What to produce. Count the lines below that contain the word "value", and reply with only that number.

Extracted information.
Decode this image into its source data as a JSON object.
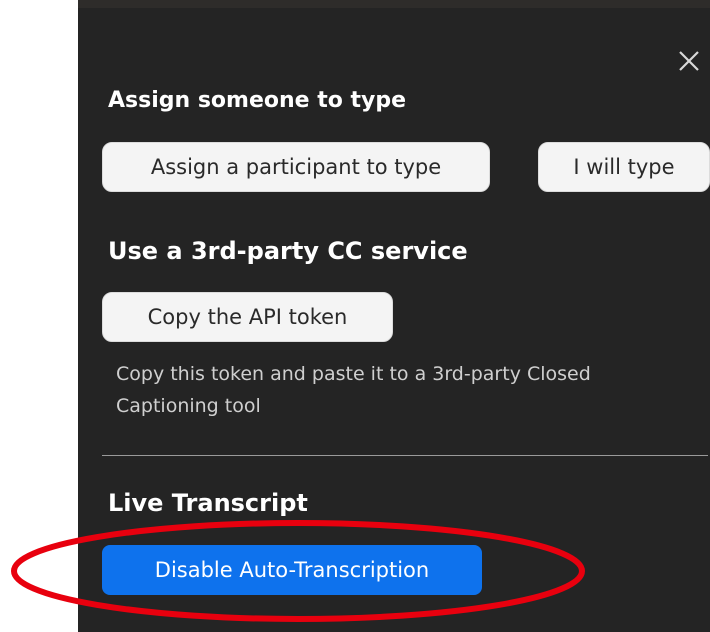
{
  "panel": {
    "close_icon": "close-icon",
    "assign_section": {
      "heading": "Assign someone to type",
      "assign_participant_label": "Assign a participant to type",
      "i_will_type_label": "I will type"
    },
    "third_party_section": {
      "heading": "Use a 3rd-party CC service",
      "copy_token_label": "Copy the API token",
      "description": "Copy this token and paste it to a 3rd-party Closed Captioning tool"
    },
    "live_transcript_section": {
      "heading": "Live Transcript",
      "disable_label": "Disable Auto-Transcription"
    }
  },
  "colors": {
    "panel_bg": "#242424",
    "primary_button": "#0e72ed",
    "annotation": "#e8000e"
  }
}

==

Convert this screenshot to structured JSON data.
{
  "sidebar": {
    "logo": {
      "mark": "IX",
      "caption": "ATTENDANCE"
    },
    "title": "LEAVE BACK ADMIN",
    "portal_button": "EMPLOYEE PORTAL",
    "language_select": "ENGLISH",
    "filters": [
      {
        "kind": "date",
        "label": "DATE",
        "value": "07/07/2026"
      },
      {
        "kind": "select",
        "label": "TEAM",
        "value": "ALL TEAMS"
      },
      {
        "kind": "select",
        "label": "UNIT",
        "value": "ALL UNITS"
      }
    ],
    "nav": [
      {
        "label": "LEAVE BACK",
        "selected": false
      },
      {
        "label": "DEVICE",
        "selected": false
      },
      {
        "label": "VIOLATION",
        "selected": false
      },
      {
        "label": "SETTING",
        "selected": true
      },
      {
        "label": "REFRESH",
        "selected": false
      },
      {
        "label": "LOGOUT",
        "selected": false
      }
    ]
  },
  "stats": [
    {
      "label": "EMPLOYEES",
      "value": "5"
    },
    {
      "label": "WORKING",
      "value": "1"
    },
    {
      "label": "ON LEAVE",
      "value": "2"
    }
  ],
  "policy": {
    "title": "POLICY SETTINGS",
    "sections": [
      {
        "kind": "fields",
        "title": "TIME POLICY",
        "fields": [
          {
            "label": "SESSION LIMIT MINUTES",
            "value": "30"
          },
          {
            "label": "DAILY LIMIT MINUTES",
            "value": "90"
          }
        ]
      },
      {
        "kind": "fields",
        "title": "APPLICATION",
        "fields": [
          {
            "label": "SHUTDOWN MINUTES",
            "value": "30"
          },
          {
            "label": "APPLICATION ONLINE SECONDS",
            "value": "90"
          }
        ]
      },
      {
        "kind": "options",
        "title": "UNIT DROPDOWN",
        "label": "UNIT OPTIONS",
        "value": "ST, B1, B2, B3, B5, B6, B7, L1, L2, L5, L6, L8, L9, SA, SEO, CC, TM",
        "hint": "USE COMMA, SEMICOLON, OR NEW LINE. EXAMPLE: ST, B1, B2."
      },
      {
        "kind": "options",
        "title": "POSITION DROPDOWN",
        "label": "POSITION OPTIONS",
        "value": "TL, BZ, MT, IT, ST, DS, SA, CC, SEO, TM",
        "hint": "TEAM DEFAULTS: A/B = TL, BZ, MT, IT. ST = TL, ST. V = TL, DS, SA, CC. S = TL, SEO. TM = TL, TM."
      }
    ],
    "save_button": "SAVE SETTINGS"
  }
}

Answer. 12